▸ Task objective
The answer must consist of every line in the records that contains the word "glyph".
(Record excerpts Opens)
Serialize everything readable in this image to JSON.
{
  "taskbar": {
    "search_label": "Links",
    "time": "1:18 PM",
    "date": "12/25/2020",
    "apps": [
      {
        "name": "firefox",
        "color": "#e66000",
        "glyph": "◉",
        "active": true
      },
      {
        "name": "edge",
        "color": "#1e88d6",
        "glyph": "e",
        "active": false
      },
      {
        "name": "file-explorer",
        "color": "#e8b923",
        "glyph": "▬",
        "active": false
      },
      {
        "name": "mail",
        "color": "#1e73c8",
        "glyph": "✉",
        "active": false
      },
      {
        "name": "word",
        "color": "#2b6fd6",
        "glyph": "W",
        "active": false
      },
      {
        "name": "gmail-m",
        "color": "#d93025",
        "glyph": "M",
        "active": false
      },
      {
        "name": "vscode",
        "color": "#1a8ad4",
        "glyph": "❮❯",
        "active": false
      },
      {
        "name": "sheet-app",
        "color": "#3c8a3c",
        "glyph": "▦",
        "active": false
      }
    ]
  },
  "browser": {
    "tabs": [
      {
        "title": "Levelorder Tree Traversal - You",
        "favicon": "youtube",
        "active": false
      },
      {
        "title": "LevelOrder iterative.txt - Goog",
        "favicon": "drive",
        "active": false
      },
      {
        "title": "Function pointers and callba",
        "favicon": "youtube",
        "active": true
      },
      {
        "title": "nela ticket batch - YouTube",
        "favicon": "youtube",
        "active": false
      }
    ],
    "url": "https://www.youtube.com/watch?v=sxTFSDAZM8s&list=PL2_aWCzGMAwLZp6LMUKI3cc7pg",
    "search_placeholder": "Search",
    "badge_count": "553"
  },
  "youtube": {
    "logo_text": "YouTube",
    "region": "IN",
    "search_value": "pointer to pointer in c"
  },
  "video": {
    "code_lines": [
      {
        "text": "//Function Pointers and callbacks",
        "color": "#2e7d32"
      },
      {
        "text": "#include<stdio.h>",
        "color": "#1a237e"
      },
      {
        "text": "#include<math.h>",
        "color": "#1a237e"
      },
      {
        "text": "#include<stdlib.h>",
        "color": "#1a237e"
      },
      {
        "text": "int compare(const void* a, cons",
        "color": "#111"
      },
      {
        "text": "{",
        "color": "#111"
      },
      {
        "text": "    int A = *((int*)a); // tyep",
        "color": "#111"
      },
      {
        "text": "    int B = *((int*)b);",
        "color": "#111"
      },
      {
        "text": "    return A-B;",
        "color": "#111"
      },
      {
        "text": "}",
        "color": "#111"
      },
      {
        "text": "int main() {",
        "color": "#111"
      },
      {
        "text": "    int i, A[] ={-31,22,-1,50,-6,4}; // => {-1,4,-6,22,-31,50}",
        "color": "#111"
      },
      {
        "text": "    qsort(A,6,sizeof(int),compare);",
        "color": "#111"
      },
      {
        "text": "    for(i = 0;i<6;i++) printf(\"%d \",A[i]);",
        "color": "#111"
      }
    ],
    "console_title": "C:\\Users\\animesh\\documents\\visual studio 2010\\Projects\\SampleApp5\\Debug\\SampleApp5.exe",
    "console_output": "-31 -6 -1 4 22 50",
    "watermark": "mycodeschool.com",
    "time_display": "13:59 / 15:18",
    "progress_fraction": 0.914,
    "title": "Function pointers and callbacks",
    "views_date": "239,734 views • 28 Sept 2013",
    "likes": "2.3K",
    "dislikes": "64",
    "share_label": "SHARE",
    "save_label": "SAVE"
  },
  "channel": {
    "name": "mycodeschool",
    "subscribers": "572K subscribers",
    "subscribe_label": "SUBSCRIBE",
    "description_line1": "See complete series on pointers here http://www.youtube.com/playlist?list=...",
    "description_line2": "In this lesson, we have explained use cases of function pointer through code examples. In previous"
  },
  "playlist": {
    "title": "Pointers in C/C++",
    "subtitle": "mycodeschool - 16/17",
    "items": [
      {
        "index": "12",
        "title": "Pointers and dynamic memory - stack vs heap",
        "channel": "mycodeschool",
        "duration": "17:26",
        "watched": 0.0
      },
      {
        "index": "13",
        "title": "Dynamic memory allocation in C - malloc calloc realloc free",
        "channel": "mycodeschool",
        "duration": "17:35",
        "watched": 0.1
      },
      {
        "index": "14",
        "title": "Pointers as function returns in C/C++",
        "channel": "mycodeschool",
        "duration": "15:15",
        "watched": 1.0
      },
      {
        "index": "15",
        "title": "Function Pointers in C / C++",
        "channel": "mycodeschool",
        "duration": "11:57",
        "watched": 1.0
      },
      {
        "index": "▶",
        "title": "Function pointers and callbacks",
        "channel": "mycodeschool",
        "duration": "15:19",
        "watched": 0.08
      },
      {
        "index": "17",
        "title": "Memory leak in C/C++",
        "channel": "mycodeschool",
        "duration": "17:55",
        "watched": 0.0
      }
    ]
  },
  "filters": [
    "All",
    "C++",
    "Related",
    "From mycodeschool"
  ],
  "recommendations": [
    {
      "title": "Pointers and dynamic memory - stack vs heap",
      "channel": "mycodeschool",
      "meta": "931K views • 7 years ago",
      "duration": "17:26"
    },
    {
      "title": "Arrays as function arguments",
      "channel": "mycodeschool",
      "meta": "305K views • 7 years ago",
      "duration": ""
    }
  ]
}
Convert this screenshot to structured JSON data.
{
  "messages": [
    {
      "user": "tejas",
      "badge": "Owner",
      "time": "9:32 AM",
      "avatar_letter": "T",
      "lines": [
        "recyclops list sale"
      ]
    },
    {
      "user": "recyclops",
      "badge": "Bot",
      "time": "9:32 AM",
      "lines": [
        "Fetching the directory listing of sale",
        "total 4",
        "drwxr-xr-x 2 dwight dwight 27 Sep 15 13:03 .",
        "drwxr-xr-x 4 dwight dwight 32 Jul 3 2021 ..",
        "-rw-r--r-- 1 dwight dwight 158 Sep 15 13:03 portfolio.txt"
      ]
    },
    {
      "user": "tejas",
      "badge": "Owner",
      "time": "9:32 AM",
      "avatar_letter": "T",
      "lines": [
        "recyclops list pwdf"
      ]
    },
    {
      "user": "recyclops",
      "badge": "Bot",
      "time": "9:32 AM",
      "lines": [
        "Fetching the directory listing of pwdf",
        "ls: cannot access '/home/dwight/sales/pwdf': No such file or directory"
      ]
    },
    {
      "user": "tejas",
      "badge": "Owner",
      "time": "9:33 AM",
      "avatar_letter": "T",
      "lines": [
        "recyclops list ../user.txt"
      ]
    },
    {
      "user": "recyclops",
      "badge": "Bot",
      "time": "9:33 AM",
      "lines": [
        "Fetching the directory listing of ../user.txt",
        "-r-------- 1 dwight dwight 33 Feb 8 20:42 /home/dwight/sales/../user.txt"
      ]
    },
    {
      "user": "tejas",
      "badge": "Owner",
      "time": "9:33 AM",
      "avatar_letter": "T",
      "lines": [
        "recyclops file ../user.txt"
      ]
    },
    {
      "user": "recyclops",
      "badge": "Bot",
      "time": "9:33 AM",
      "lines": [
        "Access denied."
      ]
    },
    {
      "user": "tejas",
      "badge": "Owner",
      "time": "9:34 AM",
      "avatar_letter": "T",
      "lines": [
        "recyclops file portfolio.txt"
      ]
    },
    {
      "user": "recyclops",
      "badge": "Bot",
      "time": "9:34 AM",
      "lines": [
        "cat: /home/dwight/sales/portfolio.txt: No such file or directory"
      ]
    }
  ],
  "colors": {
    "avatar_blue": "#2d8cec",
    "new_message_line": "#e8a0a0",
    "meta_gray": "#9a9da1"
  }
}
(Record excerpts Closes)
▸ The answer
        "glyph": "◉",
        "glyph": "e",
        "glyph": "▬",
        "glyph": "✉",
        "glyph": "W",
        "glyph": "M",
        "glyph": "❮❯",
        "glyph": "▦",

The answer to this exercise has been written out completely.